Higher education evolution, or Creative Destruction as this article calls it, typifies the tendency of costs to soar in industries where labor costs rise as productivity remains the same. This article in the Economist was surprising in the way it combined MOOCs, which are not for credit – the only MOOC, at Georgia Tech, that is for-credit – and the ASU Online program, which is not a MOOC. The author predicts a higher ed future of MOOCs, whereas I see them in their current form as an interim solution. Nonetheless the virtual migration of a good deal of higher ed will most likely continue.
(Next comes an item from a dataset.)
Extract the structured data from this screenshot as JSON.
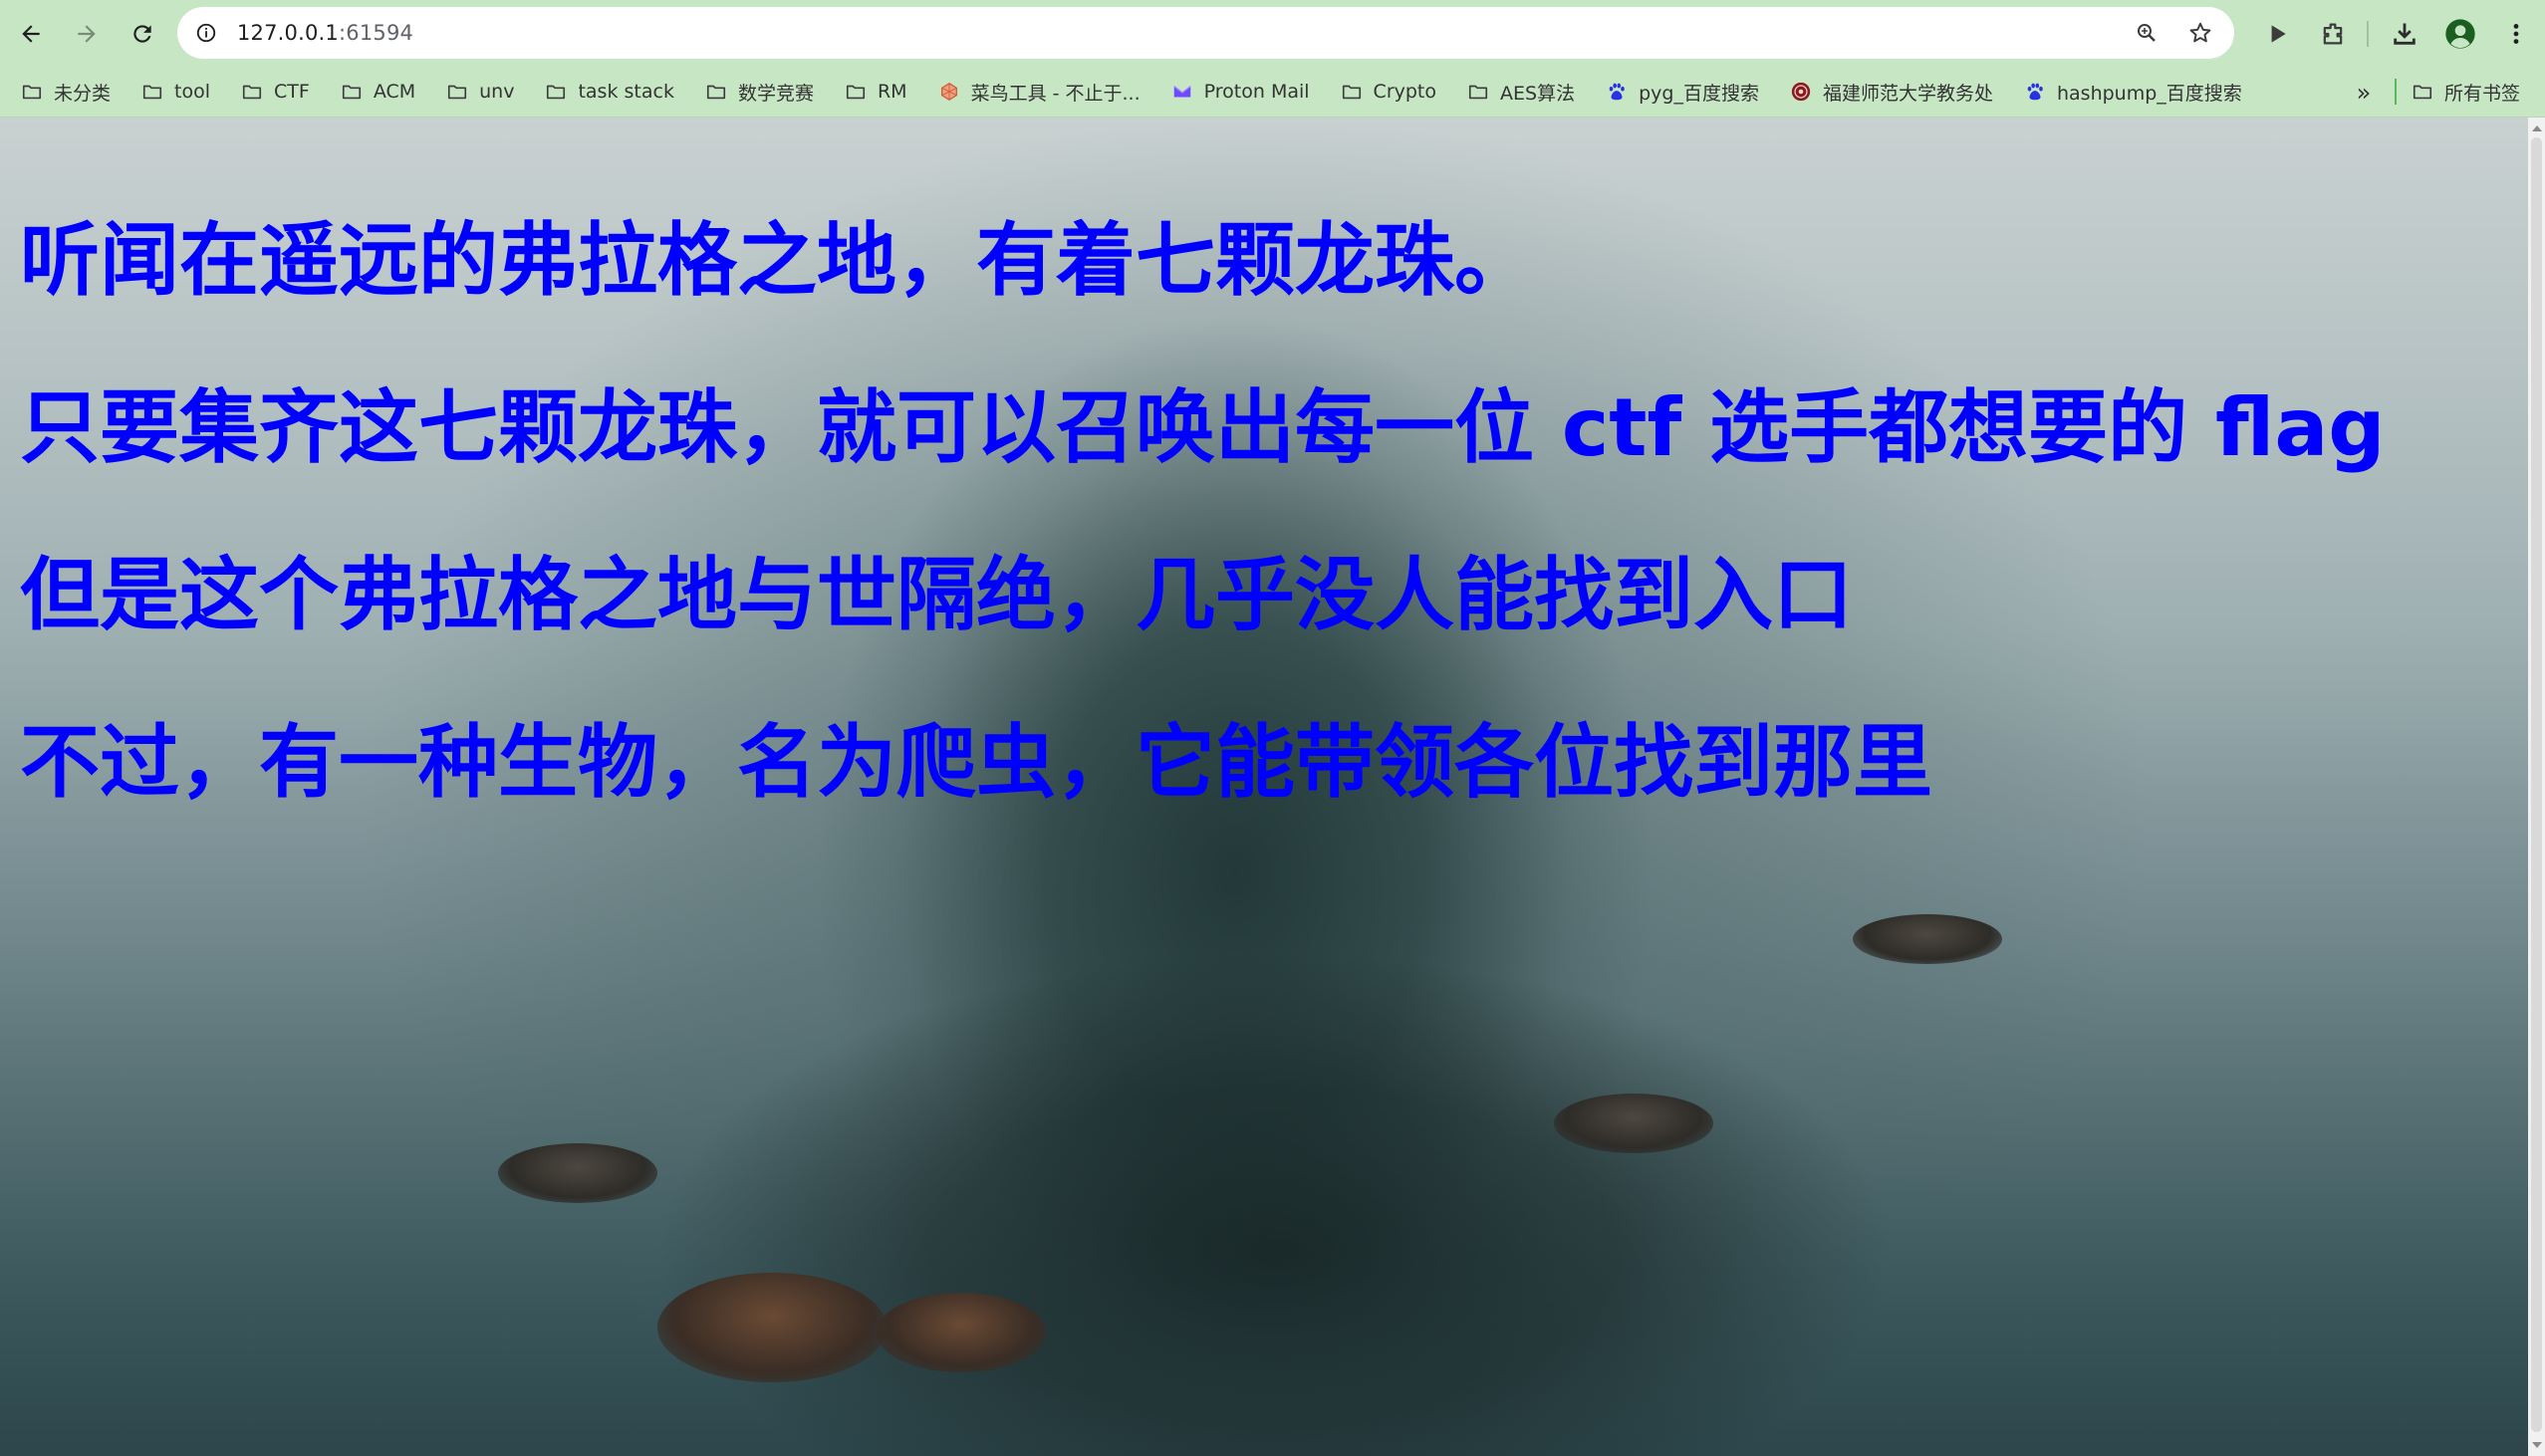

The victims, such as the small towns that rely on universities, will likely feel some pain. “Whereas the prices of cars, computers and much else have fallen dramatically, universities, protected by public-sector funding and the premium employers place on degrees, have been able to charge ever more for the same service. For two decades the cost of going to college in America has risen by 1.6 percentage points more than inflation every year.”
via Higher education: Creative destruction | The Economist.